Paying Off Credit Card Debt Versus Funding Your Retirement Plan
Money magazine’s latest issue has a few interesting writeups. One of them is about whether to pay off your credit card debt or contribute to your companys’ 401k plan.
The article focuses mainly on the math side of the equation. On the one hand, contributing to your 401k and simply paying your credit card minimums results on you paying interests (which works to about 14% these days for the average credit card holder). If you have bad credit, that makes it worse.
The good thing about contributing to your 401k plan is that if your employer matches your contribution, then you will automatically be earning a great return simply from the match (which could be 50% up to the first 6% of salary or more).
Aside from the match, and depending on your investments inside your 401k plan, your 401k could potentially grow, or decline.
Hence, if we look at this situation, it is a rather complex one. It is complex simply because there are many assumptions to be made. What this article fails to point out is that the final decision will more often be based on our attitudes towards credit card debt and saving for retirement. Here are a few questions to ask yourself if you are caught with a decision like that :
1. How did you get into credit card debt?
2. Is your spending out of control?
3. If you pay off your credit card debt, are you likely to get into debt again?
4. Do you have an emergency fund?
5. Are you spending within your means? (somethings running a credit card balance can be a strategic decision).
6. Are you on track with regards to saving for your retirement?
7. Do you have an emergency fund?
8. What is your take home salary relative to your credit card debt?
9. How long will it take to pay off your credit card debt if you paid the minimums?
10. How soon do you want to be credit card debt free?
In some cases, the decision is very clear cut. If you can afford to pay off your credit card debt in a year of two, then it may make sense to do so. Or if your employer has no matching policy in your retirement plan, then it also makes sense to pay off your credit card debt as soon as possible. For those who have no emergency fund (or not enough), then saving for an emergency fund should be the priority over saving for retirement or even reducing your credit card debt.

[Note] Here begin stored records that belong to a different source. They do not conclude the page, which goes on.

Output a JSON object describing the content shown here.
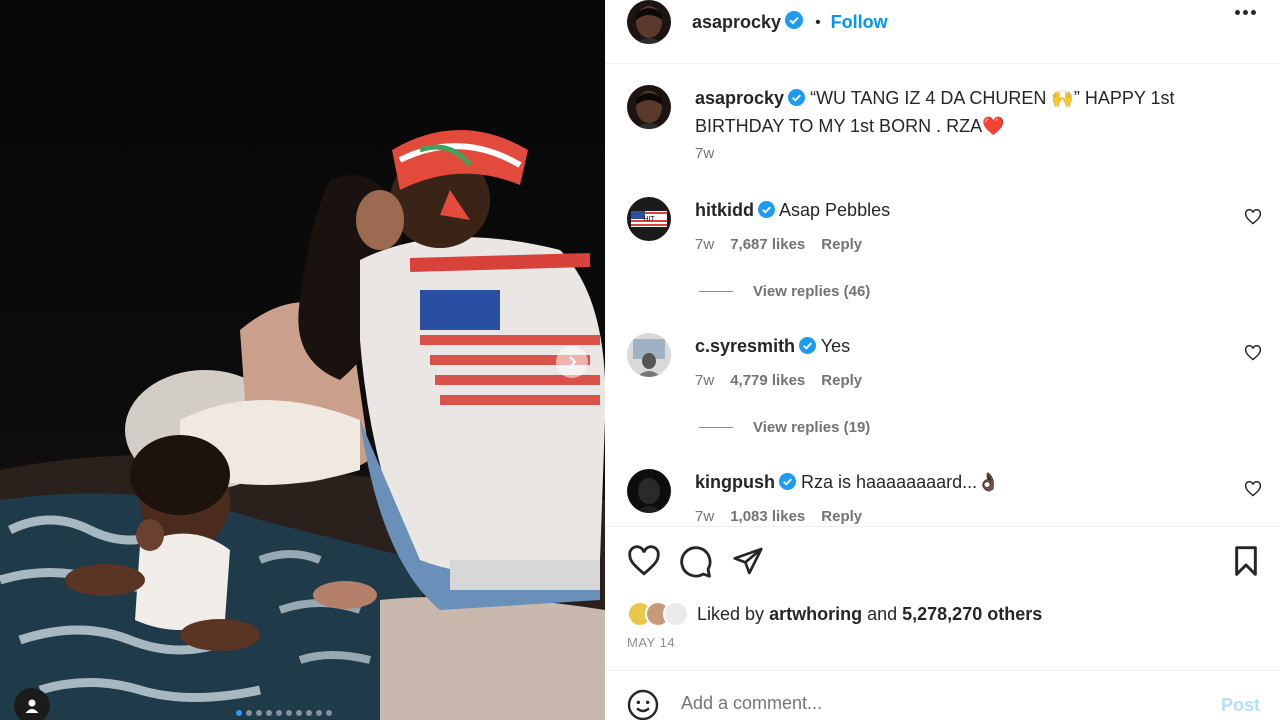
{
  "post": {
    "author": "asaprocky",
    "follow_label": "Follow",
    "separator": "•",
    "caption": "“WU TANG IZ 4 DA CHUREN 🙌” HAPPY 1st BIRTHDAY TO MY 1st BORN . RZA❤️",
    "caption_age": "7w"
  },
  "comments": [
    {
      "user": "hitkidd",
      "text": "Asap Pebbles",
      "age": "7w",
      "likes": "7,687 likes",
      "reply": "Reply",
      "view_replies": "View replies (46)"
    },
    {
      "user": "c.syresmith",
      "text": "Yes",
      "age": "7w",
      "likes": "4,779 likes",
      "reply": "Reply",
      "view_replies": "View replies (19)"
    },
    {
      "user": "kingpush",
      "text": "Rza is haaaaaaaard...👌🏿",
      "age": "7w",
      "likes": "1,083 likes",
      "reply": "Reply"
    }
  ],
  "likes": {
    "prefix": "Liked by",
    "user": "artwhoring",
    "conjunction": "and",
    "others": "5,278,270 others"
  },
  "date": "MAY 14",
  "comment_box": {
    "placeholder": "Add a comment...",
    "post_label": "Post"
  },
  "carousel": {
    "slide_count": 10,
    "current": 1
  },
  "colors": {
    "accent": "#0095f6",
    "verified": "#1d9bf0",
    "post_disabled": "#b2dffc"
  },
  "icons": [
    "verified-badge-icon",
    "more-options-icon",
    "heart-icon",
    "comment-icon",
    "share-icon",
    "bookmark-icon",
    "emoji-icon",
    "next-arrow-icon",
    "user-tag-icon"
  ]
}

In most other cases, there is a fine balancing act and the truth is that there is no right or wrong answer. Try to work out the math under reasonable assumptions. But in my opinion, having a plan that feels comfortable for you will probably work best.